* Input material *
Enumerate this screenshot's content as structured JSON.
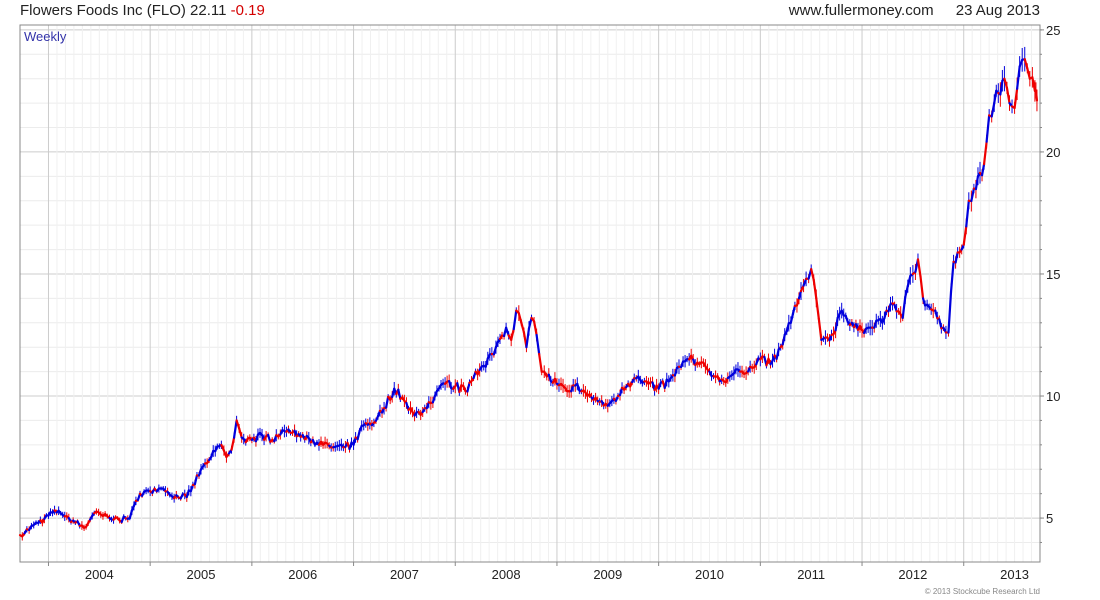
{
  "header": {
    "company": "Flowers Foods Inc (FLO)",
    "price": "22.11",
    "change": "-0.19",
    "website": "www.fullermoney.com",
    "date": "23 Aug 2013"
  },
  "footer": {
    "copyright": "© 2013 Stockcube Research Ltd"
  },
  "colors": {
    "up": "#0000dd",
    "down": "#ee0000",
    "grid": "#cccccc",
    "axis": "#888888",
    "label": "#3333aa"
  },
  "chart_data": {
    "type": "line",
    "period_label": "Weekly",
    "x_start": 2003.72,
    "x_end": 2013.75,
    "ylim": [
      3.2,
      25.2
    ],
    "yticks": [
      5,
      10,
      15,
      20,
      25
    ],
    "xticks": [
      "2004",
      "2005",
      "2006",
      "2007",
      "2008",
      "2009",
      "2010",
      "2011",
      "2012",
      "2013"
    ],
    "series": [
      {
        "points": [
          [
            2003.72,
            4.3
          ],
          [
            2003.9,
            4.8
          ],
          [
            2004.0,
            5.1
          ],
          [
            2004.1,
            5.3
          ],
          [
            2004.2,
            5.0
          ],
          [
            2004.35,
            4.6
          ],
          [
            2004.45,
            5.2
          ],
          [
            2004.6,
            5.0
          ],
          [
            2004.7,
            4.9
          ],
          [
            2004.8,
            5.0
          ],
          [
            2004.9,
            6.0
          ],
          [
            2005.0,
            6.1
          ],
          [
            2005.15,
            6.1
          ],
          [
            2005.3,
            5.8
          ],
          [
            2005.4,
            6.1
          ],
          [
            2005.5,
            7.0
          ],
          [
            2005.6,
            7.5
          ],
          [
            2005.7,
            8.0
          ],
          [
            2005.75,
            7.5
          ],
          [
            2005.8,
            7.8
          ],
          [
            2005.85,
            9.0
          ],
          [
            2005.9,
            8.3
          ],
          [
            2006.0,
            8.2
          ],
          [
            2006.1,
            8.4
          ],
          [
            2006.2,
            8.2
          ],
          [
            2006.3,
            8.6
          ],
          [
            2006.4,
            8.5
          ],
          [
            2006.5,
            8.4
          ],
          [
            2006.6,
            8.2
          ],
          [
            2006.7,
            8.0
          ],
          [
            2006.8,
            7.9
          ],
          [
            2006.9,
            7.9
          ],
          [
            2007.0,
            8.0
          ],
          [
            2007.1,
            8.8
          ],
          [
            2007.2,
            8.9
          ],
          [
            2007.3,
            9.5
          ],
          [
            2007.4,
            10.3
          ],
          [
            2007.5,
            9.8
          ],
          [
            2007.6,
            9.2
          ],
          [
            2007.7,
            9.5
          ],
          [
            2007.8,
            10.0
          ],
          [
            2007.9,
            10.5
          ],
          [
            2008.0,
            10.4
          ],
          [
            2008.1,
            10.2
          ],
          [
            2008.2,
            11.0
          ],
          [
            2008.3,
            11.2
          ],
          [
            2008.4,
            12.0
          ],
          [
            2008.5,
            12.8
          ],
          [
            2008.55,
            12.3
          ],
          [
            2008.6,
            13.5
          ],
          [
            2008.65,
            13.0
          ],
          [
            2008.7,
            12.0
          ],
          [
            2008.75,
            13.2
          ],
          [
            2008.8,
            12.5
          ],
          [
            2008.85,
            11.0
          ],
          [
            2008.9,
            10.8
          ],
          [
            2009.0,
            10.5
          ],
          [
            2009.1,
            10.2
          ],
          [
            2009.2,
            10.5
          ],
          [
            2009.3,
            10.0
          ],
          [
            2009.4,
            9.8
          ],
          [
            2009.5,
            9.6
          ],
          [
            2009.6,
            10.0
          ],
          [
            2009.7,
            10.5
          ],
          [
            2009.8,
            10.8
          ],
          [
            2009.9,
            10.5
          ],
          [
            2010.0,
            10.3
          ],
          [
            2010.1,
            10.6
          ],
          [
            2010.2,
            11.2
          ],
          [
            2010.3,
            11.5
          ],
          [
            2010.4,
            11.3
          ],
          [
            2010.5,
            11.0
          ],
          [
            2010.6,
            10.6
          ],
          [
            2010.7,
            10.8
          ],
          [
            2010.8,
            11.0
          ],
          [
            2010.9,
            11.2
          ],
          [
            2011.0,
            11.5
          ],
          [
            2011.1,
            11.3
          ],
          [
            2011.2,
            12.0
          ],
          [
            2011.3,
            13.0
          ],
          [
            2011.4,
            14.3
          ],
          [
            2011.45,
            14.8
          ],
          [
            2011.5,
            15.2
          ],
          [
            2011.55,
            14.0
          ],
          [
            2011.6,
            12.3
          ],
          [
            2011.7,
            12.5
          ],
          [
            2011.8,
            13.5
          ],
          [
            2011.9,
            13.0
          ],
          [
            2012.0,
            12.7
          ],
          [
            2012.1,
            12.8
          ],
          [
            2012.2,
            13.0
          ],
          [
            2012.3,
            13.8
          ],
          [
            2012.4,
            13.2
          ],
          [
            2012.45,
            14.5
          ],
          [
            2012.5,
            15.0
          ],
          [
            2012.55,
            15.6
          ],
          [
            2012.6,
            14.0
          ],
          [
            2012.7,
            13.5
          ],
          [
            2012.8,
            12.8
          ],
          [
            2012.85,
            12.6
          ],
          [
            2012.9,
            15.5
          ],
          [
            2013.0,
            16.2
          ],
          [
            2013.05,
            18.0
          ],
          [
            2013.1,
            18.5
          ],
          [
            2013.2,
            19.5
          ],
          [
            2013.25,
            21.5
          ],
          [
            2013.3,
            22.0
          ],
          [
            2013.4,
            23.0
          ],
          [
            2013.45,
            22.0
          ],
          [
            2013.5,
            21.8
          ],
          [
            2013.55,
            23.5
          ],
          [
            2013.6,
            23.8
          ],
          [
            2013.65,
            23.0
          ],
          [
            2013.7,
            22.5
          ],
          [
            2013.72,
            22.11
          ]
        ]
      }
    ]
  }
}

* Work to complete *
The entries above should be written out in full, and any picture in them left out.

* Expected answer *
Enumerate this screenshot's content as structured JSON.
{
  "header": {
    "company": "Flowers Foods Inc (FLO)",
    "price": "22.11",
    "change": "-0.19",
    "website": "www.fullermoney.com",
    "date": "23 Aug 2013"
  },
  "footer": {
    "copyright": "© 2013 Stockcube Research Ltd"
  },
  "colors": {
    "up": "#0000dd",
    "down": "#ee0000",
    "grid": "#cccccc",
    "axis": "#888888",
    "label": "#3333aa"
  },
  "chart_data": {
    "type": "line",
    "period_label": "Weekly",
    "x_start": 2003.72,
    "x_end": 2013.75,
    "ylim": [
      3.2,
      25.2
    ],
    "yticks": [
      5,
      10,
      15,
      20,
      25
    ],
    "xticks": [
      "2004",
      "2005",
      "2006",
      "2007",
      "2008",
      "2009",
      "2010",
      "2011",
      "2012",
      "2013"
    ],
    "series": [
      {
        "points": [
          [
            2003.72,
            4.3
          ],
          [
            2003.9,
            4.8
          ],
          [
            2004.0,
            5.1
          ],
          [
            2004.1,
            5.3
          ],
          [
            2004.2,
            5.0
          ],
          [
            2004.35,
            4.6
          ],
          [
            2004.45,
            5.2
          ],
          [
            2004.6,
            5.0
          ],
          [
            2004.7,
            4.9
          ],
          [
            2004.8,
            5.0
          ],
          [
            2004.9,
            6.0
          ],
          [
            2005.0,
            6.1
          ],
          [
            2005.15,
            6.1
          ],
          [
            2005.3,
            5.8
          ],
          [
            2005.4,
            6.1
          ],
          [
            2005.5,
            7.0
          ],
          [
            2005.6,
            7.5
          ],
          [
            2005.7,
            8.0
          ],
          [
            2005.75,
            7.5
          ],
          [
            2005.8,
            7.8
          ],
          [
            2005.85,
            9.0
          ],
          [
            2005.9,
            8.3
          ],
          [
            2006.0,
            8.2
          ],
          [
            2006.1,
            8.4
          ],
          [
            2006.2,
            8.2
          ],
          [
            2006.3,
            8.6
          ],
          [
            2006.4,
            8.5
          ],
          [
            2006.5,
            8.4
          ],
          [
            2006.6,
            8.2
          ],
          [
            2006.7,
            8.0
          ],
          [
            2006.8,
            7.9
          ],
          [
            2006.9,
            7.9
          ],
          [
            2007.0,
            8.0
          ],
          [
            2007.1,
            8.8
          ],
          [
            2007.2,
            8.9
          ],
          [
            2007.3,
            9.5
          ],
          [
            2007.4,
            10.3
          ],
          [
            2007.5,
            9.8
          ],
          [
            2007.6,
            9.2
          ],
          [
            2007.7,
            9.5
          ],
          [
            2007.8,
            10.0
          ],
          [
            2007.9,
            10.5
          ],
          [
            2008.0,
            10.4
          ],
          [
            2008.1,
            10.2
          ],
          [
            2008.2,
            11.0
          ],
          [
            2008.3,
            11.2
          ],
          [
            2008.4,
            12.0
          ],
          [
            2008.5,
            12.8
          ],
          [
            2008.55,
            12.3
          ],
          [
            2008.6,
            13.5
          ],
          [
            2008.65,
            13.0
          ],
          [
            2008.7,
            12.0
          ],
          [
            2008.75,
            13.2
          ],
          [
            2008.8,
            12.5
          ],
          [
            2008.85,
            11.0
          ],
          [
            2008.9,
            10.8
          ],
          [
            2009.0,
            10.5
          ],
          [
            2009.1,
            10.2
          ],
          [
            2009.2,
            10.5
          ],
          [
            2009.3,
            10.0
          ],
          [
            2009.4,
            9.8
          ],
          [
            2009.5,
            9.6
          ],
          [
            2009.6,
            10.0
          ],
          [
            2009.7,
            10.5
          ],
          [
            2009.8,
            10.8
          ],
          [
            2009.9,
            10.5
          ],
          [
            2010.0,
            10.3
          ],
          [
            2010.1,
            10.6
          ],
          [
            2010.2,
            11.2
          ],
          [
            2010.3,
            11.5
          ],
          [
            2010.4,
            11.3
          ],
          [
            2010.5,
            11.0
          ],
          [
            2010.6,
            10.6
          ],
          [
            2010.7,
            10.8
          ],
          [
            2010.8,
            11.0
          ],
          [
            2010.9,
            11.2
          ],
          [
            2011.0,
            11.5
          ],
          [
            2011.1,
            11.3
          ],
          [
            2011.2,
            12.0
          ],
          [
            2011.3,
            13.0
          ],
          [
            2011.4,
            14.3
          ],
          [
            2011.45,
            14.8
          ],
          [
            2011.5,
            15.2
          ],
          [
            2011.55,
            14.0
          ],
          [
            2011.6,
            12.3
          ],
          [
            2011.7,
            12.5
          ],
          [
            2011.8,
            13.5
          ],
          [
            2011.9,
            13.0
          ],
          [
            2012.0,
            12.7
          ],
          [
            2012.1,
            12.8
          ],
          [
            2012.2,
            13.0
          ],
          [
            2012.3,
            13.8
          ],
          [
            2012.4,
            13.2
          ],
          [
            2012.45,
            14.5
          ],
          [
            2012.5,
            15.0
          ],
          [
            2012.55,
            15.6
          ],
          [
            2012.6,
            14.0
          ],
          [
            2012.7,
            13.5
          ],
          [
            2012.8,
            12.8
          ],
          [
            2012.85,
            12.6
          ],
          [
            2012.9,
            15.5
          ],
          [
            2013.0,
            16.2
          ],
          [
            2013.05,
            18.0
          ],
          [
            2013.1,
            18.5
          ],
          [
            2013.2,
            19.5
          ],
          [
            2013.25,
            21.5
          ],
          [
            2013.3,
            22.0
          ],
          [
            2013.4,
            23.0
          ],
          [
            2013.45,
            22.0
          ],
          [
            2013.5,
            21.8
          ],
          [
            2013.55,
            23.5
          ],
          [
            2013.6,
            23.8
          ],
          [
            2013.65,
            23.0
          ],
          [
            2013.7,
            22.5
          ],
          [
            2013.72,
            22.11
          ]
        ]
      }
    ]
  }
}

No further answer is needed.